Please return the whole listing, character for character.

******************************

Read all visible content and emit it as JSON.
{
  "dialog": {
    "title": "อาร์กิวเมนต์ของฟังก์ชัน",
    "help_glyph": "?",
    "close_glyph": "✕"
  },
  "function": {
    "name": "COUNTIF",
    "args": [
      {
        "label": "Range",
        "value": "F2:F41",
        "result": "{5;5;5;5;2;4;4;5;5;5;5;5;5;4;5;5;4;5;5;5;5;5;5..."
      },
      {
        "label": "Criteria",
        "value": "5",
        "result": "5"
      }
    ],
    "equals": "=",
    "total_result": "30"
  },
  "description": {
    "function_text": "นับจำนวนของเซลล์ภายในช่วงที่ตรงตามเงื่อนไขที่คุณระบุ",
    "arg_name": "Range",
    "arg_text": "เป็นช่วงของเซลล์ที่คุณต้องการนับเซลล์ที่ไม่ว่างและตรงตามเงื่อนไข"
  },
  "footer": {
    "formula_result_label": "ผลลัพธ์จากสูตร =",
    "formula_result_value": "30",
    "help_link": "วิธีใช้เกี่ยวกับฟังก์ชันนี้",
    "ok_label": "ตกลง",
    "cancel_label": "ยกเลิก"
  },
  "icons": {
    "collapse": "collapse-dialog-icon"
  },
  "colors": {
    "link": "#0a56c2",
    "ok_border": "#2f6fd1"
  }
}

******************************

→ Answer area
Read all visible content and emit it as JSON.
{
  "dialog": {
    "title": "อาร์กิวเมนต์ของฟังก์ชัน",
    "help_glyph": "?",
    "close_glyph": "✕"
  },
  "function": {
    "name": "COUNTIF",
    "args": [
      {
        "label": "Range",
        "value": "F2:F41",
        "result": "{5;5;5;5;2;4;4;5;5;5;5;5;5;4;5;5;4;5;5;5;5;5;5..."
      },
      {
        "label": "Criteria",
        "value": "5",
        "result": "5"
      }
    ],
    "equals": "=",
    "total_result": "30"
  },
  "description": {
    "function_text": "นับจำนวนของเซลล์ภายในช่วงที่ตรงตามเงื่อนไขที่คุณระบุ",
    "arg_name": "Range",
    "arg_text": "เป็นช่วงของเซลล์ที่คุณต้องการนับเซลล์ที่ไม่ว่างและตรงตามเงื่อนไข"
  },
  "footer": {
    "formula_result_label": "ผลลัพธ์จากสูตร =",
    "formula_result_value": "30",
    "help_link": "วิธีใช้เกี่ยวกับฟังก์ชันนี้",
    "ok_label": "ตกลง",
    "cancel_label": "ยกเลิก"
  },
  "icons": {
    "collapse": "collapse-dialog-icon"
  },
  "colors": {
    "link": "#0a56c2",
    "ok_border": "#2f6fd1"
  }
}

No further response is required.